I refuse to replace my old, ailing printer because I believe it’s a dying technology, like landline phones and fax machines. Yet just as a home phone is good for emergencies and faxing is often convenient, sometimes you just need to print – forms that require signature, travel confirms, etc. Enter Google Cloud Print: a simple application that allows you to print remotely to any Google Print-enabled printer from any computer or mobile electronic device with access to the Internet. Finally, I can print without wrestling with my own printer.
Let’s say you’re working from home and finish tomorrow’s presentation. If you’ve set your office printer up to receive Google Cloud Print requests, you can send the final project over Wi-Fi directly to the printer and it will be waiting for you when you get to work. If Grandma’s pleading for more photos of the grandkids, have her set you up as an authorized user on her Google Cloud Printer and send pictures right to her desk. Even if she’s turned her printer off for the night the job will wait in queue until she powers it back on.
You can use Google Cloud Print on any printer that connects to the Web (it supports both Windows and Mac), even those that have to be connected to a computer to do so, but if you plan on using the application regularly, consider a Google Cloud Print Ready printer (http://www.google.com/cloudprint/learn/printers.html). They connect to the Internet right out of the box over your home or office Wi-Fi network without needing to run through a host computer and register themselves directly with the Google Cloud Print service, so they’re always available. You’ll get the same PC-free functionality from any Wi-Fi capable printer, but it may require additional drivers.
To enable Google Cloud Print on an existing printer, download Google Chrome (www.google.com/chrome) onto the computer to which it’s connected. After Chrome is installed, click on the wrench icon on the browser toolbar and drill down through the settings tab to Advanced Settings to the Google Cloud Print section. Sign in using your Google Account. Then, click “finish printer registration” and Google Cloud Print is enabled.
Once the printer is registered with Google Cloud Print, enable sharing with the parties you want to allow to print. Log into your Google account and navigate to the Google Cloud Print management page. Click on “Printers” and select the printer you’d like to share. The person you share with will receive an email to confirm their registration.
Simply install an app onto your Wi-Fi enabled smartphone or tablet and Google Cloud Print to gain the wireless printing capability most mobile devices lack. Users of iOS devices should look for the PrintCentral Pro App ($5.99 for iPhone and iPod Touch, $9.99 for iPad, iTunes Store). Gmail for Mobile allows you to create and print emails from any mobile device. Visit m.google.com/mail from your phone or download the application from Google Play or iTunes. Google Docs for Mobile lets you create, share and print Google Docs from your Android or iOS device.
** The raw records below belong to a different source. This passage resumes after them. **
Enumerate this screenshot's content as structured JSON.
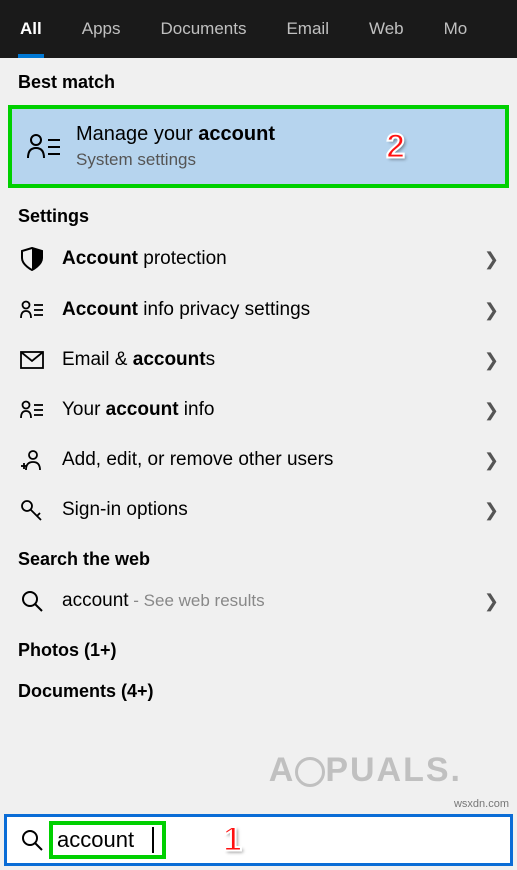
{
  "tabs": {
    "all": "All",
    "apps": "Apps",
    "documents": "Documents",
    "email": "Email",
    "web": "Web",
    "more": "Mo"
  },
  "sections": {
    "best_match": "Best match",
    "settings": "Settings",
    "search_web": "Search the web",
    "photos": "Photos (1+)",
    "documents": "Documents (4+)"
  },
  "best_match": {
    "title_pre": "Manage your ",
    "title_bold": "account",
    "subtitle": "System settings"
  },
  "settings_results": [
    {
      "icon": "shield",
      "pre": "",
      "bold": "Account",
      "post": " protection"
    },
    {
      "icon": "person-list",
      "pre": "",
      "bold": "Account",
      "post": " info privacy settings"
    },
    {
      "icon": "mail",
      "pre": "Email & ",
      "bold": "account",
      "post": "s"
    },
    {
      "icon": "person-list",
      "pre": "Your ",
      "bold": "account",
      "post": " info"
    },
    {
      "icon": "person-plus",
      "pre": "Add, edit, or remove other users",
      "bold": "",
      "post": ""
    },
    {
      "icon": "key",
      "pre": "Sign-in options",
      "bold": "",
      "post": ""
    }
  ],
  "web_result": {
    "query": "account",
    "suffix": " - See web results"
  },
  "search": {
    "value": "account"
  },
  "callouts": {
    "one": "1",
    "two": "2"
  },
  "watermark": "A  PUALS",
  "source": "wsxdn.com"
}
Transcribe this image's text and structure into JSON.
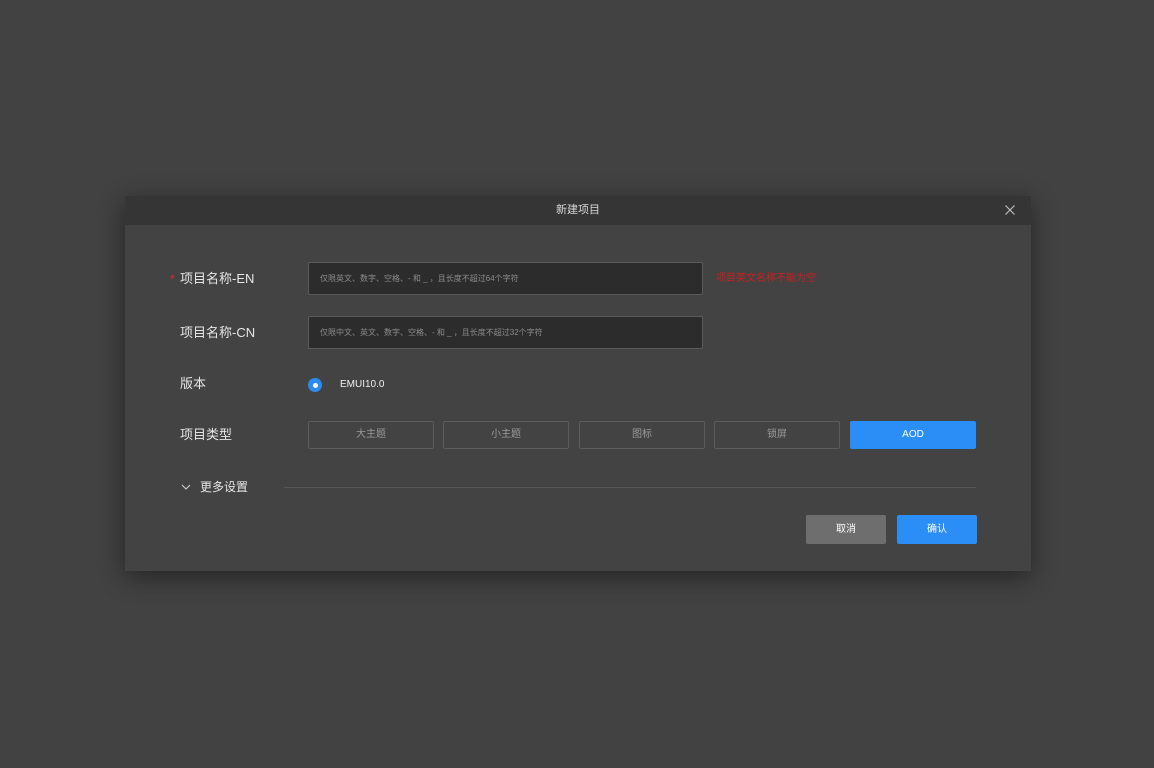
{
  "dialog": {
    "title": "新建项目",
    "close_icon": "close-icon"
  },
  "form": {
    "name_en": {
      "required_mark": "*",
      "label": "项目名称-EN",
      "value": "",
      "placeholder": "仅限英文、数字、空格、- 和 _ ，且长度不超过64个字符",
      "error": "项目英文名称不能为空"
    },
    "name_cn": {
      "label": "项目名称-CN",
      "value": "",
      "placeholder": "仅限中文、英文、数字、空格、- 和 _ ，且长度不超过32个字符"
    },
    "version": {
      "label": "版本",
      "options": [
        "EMUI10.0"
      ],
      "selected": "EMUI10.0"
    },
    "type": {
      "label": "项目类型",
      "options": [
        "大主题",
        "小主题",
        "图标",
        "锁屏",
        "AOD"
      ],
      "selected": "AOD"
    },
    "more_settings": {
      "label": "更多设置",
      "icon": "chevron-down-icon"
    }
  },
  "actions": {
    "cancel_label": "取消",
    "confirm_label": "确认"
  },
  "colors": {
    "accent": "#2a8ef6",
    "error": "#cc1e1e",
    "backdrop": "#424242",
    "dialog_bg": "#434343",
    "titlebar_bg": "#353535"
  }
}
A note about iPhone 5: You’ve likely been inundated with buzz about the newest generation of iPhone, available in stores on September 21st. It sports a larger, 4” screen (up from 3.5”) that enables watching widescreen media without the black bars on the top and bottom while still managing to be thinner and lighter. A faster processor, improved display and support for 4G LTE network connectivity round out improvements. Drawbacks are a new docking connector, so existing charging cables won’t work (argh!) and, of course, having to shell out $199 or more for a new phone.
Image copyright Google